Just in case the conclusion reached by the authors in footnote 2 did not fully 'sink in', I should like to repeat it: "after 7 years of research using 'microlensing' techniques, the conclusion is that "every star hosts one or more planets". This is a profound piece of research and it has huge implications for the search for 'extra terrestrial life forms'. I have long held the view that if the present theories of star formation are correct, then it should be expected that the majority of galactic 'metal rich' population 1 stars ought to possess planetary systems. But then we learned that the first multiple planet system to be discovered was that surrounding a Pulsar: PSR 1257+12 – a most unlikely candidate for a planetary system. Recently, Kepler has discovered planets in orbit around the star KIC 05807617, a star that has passed the Red Giant phase – another unlikely candidate. All this adds considerable weight to this research which appears to push the boundaries even further by suggesting that 'every' star should host a planetary system. If this should prove to be correct, then in our own Galaxy alone there must be upwards of one hundred billion planetary systems, and in the observable Universe --- well, at the moment that's anyone's guess but it will be a lot!
For those of us interested in the existence of extraterrestrial and extra-solar life, Peter's observation that this is "an encouraging result" is something of an understatement! In a Universe consisting of billions of galaxies and trillions of stars and therefore by inference, trillions of planetary systems, the idea that just one planet orbiting an average star in an average galaxy could be the only abode of life is totally illogical and to quote the late Carl Sagan (Contact) it would seem to be "an awful waste of space".
Kepler's discoveries continue and recently it has detected a system containing two planets just 1.03 and 0.87 earth radii orbiting the G8 star Kepler-20. This system also contains previously detected planets of x2 and x3 earth radii. With diameters close to that of the Earth, Kepler 20e and Kepler 20f, could have similar compositions to Earth i.e. an iron core and silicate mantle, but at present an accurate determination of their masses has yet to be made and this determination will also indicate the chances of these planets possessing atmospheres and perhaps even liquid water.
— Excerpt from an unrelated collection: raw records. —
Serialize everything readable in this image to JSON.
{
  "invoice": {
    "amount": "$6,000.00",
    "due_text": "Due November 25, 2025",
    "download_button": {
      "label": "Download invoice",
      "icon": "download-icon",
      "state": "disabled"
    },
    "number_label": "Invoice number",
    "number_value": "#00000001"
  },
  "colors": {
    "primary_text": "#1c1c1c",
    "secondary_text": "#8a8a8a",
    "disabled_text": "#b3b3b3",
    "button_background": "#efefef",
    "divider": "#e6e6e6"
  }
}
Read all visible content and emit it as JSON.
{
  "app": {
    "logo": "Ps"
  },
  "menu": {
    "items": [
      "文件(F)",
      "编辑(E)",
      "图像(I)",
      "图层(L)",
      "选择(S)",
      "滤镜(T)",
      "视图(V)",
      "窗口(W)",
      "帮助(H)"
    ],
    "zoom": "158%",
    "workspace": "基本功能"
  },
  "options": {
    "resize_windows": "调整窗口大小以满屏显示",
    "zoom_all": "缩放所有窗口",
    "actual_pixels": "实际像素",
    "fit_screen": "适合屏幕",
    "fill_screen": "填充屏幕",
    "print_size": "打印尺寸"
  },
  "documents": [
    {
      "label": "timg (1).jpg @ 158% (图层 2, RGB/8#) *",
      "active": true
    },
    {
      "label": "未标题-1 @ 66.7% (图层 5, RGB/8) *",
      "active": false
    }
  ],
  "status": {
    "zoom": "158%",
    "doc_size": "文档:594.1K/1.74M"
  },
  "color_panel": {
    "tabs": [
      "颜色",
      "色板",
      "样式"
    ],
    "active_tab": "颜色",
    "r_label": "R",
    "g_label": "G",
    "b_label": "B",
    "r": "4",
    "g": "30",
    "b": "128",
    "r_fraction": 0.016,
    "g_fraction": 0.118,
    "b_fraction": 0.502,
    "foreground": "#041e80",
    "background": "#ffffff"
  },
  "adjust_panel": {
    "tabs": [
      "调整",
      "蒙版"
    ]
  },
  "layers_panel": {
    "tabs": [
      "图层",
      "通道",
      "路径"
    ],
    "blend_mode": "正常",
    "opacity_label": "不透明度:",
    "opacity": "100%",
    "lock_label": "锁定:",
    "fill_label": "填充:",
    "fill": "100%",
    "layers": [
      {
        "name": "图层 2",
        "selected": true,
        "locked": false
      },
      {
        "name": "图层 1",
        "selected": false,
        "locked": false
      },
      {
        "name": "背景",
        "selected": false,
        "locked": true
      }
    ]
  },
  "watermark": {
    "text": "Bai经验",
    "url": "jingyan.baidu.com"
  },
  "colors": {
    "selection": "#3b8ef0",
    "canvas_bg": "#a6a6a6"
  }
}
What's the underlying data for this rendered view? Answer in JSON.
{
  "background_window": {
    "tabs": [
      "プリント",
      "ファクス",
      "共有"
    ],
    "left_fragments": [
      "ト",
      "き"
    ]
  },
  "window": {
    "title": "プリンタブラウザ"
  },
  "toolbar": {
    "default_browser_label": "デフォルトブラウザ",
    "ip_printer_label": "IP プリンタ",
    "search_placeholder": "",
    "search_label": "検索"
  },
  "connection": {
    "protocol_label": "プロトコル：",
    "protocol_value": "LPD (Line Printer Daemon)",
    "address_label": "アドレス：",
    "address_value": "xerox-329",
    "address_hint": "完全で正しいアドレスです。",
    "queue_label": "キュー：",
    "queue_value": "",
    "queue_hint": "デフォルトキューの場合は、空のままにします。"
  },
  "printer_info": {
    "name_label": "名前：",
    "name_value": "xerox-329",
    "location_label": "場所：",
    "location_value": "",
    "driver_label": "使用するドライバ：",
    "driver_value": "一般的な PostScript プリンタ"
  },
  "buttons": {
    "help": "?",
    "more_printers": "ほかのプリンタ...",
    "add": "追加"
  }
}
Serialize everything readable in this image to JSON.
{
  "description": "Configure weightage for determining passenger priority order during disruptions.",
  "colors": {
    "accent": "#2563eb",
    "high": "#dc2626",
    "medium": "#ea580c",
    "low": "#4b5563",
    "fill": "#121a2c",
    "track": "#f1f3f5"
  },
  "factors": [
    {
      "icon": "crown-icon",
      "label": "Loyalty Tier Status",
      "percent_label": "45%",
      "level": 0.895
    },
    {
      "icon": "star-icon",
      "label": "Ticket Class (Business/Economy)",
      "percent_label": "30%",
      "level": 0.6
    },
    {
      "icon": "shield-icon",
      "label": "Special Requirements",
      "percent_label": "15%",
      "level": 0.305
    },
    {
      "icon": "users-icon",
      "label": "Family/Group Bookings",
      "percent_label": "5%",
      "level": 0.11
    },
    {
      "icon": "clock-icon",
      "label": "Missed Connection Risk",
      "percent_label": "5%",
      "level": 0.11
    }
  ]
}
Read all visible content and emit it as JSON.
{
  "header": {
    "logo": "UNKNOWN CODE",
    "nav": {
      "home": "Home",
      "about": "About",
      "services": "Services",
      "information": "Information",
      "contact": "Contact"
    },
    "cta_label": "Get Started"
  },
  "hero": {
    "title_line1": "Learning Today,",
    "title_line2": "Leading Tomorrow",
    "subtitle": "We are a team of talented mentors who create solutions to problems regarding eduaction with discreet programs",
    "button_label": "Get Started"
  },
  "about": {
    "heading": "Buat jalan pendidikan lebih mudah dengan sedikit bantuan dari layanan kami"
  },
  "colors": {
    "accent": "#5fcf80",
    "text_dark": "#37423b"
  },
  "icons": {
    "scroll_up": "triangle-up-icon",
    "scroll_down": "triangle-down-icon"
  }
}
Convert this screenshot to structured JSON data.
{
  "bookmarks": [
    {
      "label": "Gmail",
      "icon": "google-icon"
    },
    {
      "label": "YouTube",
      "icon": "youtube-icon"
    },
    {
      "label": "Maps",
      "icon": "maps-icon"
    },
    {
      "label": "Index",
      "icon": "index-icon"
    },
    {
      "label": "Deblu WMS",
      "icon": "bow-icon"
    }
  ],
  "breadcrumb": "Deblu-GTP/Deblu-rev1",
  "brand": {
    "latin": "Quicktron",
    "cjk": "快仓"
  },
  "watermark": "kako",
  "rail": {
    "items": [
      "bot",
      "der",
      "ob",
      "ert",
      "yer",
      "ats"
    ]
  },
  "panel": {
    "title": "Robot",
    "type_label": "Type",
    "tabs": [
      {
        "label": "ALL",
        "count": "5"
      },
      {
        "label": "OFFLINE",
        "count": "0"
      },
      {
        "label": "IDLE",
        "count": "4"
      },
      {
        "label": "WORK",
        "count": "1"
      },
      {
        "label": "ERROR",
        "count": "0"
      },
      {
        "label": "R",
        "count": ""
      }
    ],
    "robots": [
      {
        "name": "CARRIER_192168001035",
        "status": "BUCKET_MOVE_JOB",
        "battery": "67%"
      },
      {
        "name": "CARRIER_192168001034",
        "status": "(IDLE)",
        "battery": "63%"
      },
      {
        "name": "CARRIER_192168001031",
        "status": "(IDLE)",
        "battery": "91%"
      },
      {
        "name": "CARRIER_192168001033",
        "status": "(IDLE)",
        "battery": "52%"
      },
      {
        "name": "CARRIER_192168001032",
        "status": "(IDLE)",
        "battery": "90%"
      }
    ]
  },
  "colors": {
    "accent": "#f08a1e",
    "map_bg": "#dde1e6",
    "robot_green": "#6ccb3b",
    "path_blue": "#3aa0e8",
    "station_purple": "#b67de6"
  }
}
Just two decades have passed since the first giant hot exoplanets were discovered. Now as our techniques become more refined we are beginning to detect the smaller rocky Earth sized planets and if the conclusions resulting from the technique of gravitational microlensing are correct, we can confidently expect to discover a whole lot more of them.
Those who attended last years' AGM and studied the Hon. Treasurer's financial report will have observed that we suffered an excess of expenditure over income. I regret to report that a similar state of affairs will occur this year. Clearly, we cannot allow this to continue. Venue rental, postage, printing, insurance premiums, the web site and other expenses have all increased in cost and to mitigate these rises Council have reluctantly decided that the Annual Subscription will have to rise from October 2012.
The new rates that will apply are as follows:
|Ordinary membership:||(cash) £15,||(standing order) £14|
|Family membership:||(cash) £23,||(standing order) £20|
|Junior membership: (students)||£5|
Those members who pay by standing order will need to contact their Banks to make the necessary arrangements.
Members can greatly assist the Hon. Treasurer's cash flow by paying their subscription promptly.
It is many years since it became necessary to raise the subscription and Council hopes that these new rates will allow us to remain in a healthy financial state for the foreseeable future. We believe that these new rates still represent excellent value for money in these troubled financial conditions and have been calculated to ensure that Junior members and students are the least affected.
Doug Daniels President.
Last updated 27-Jan-2018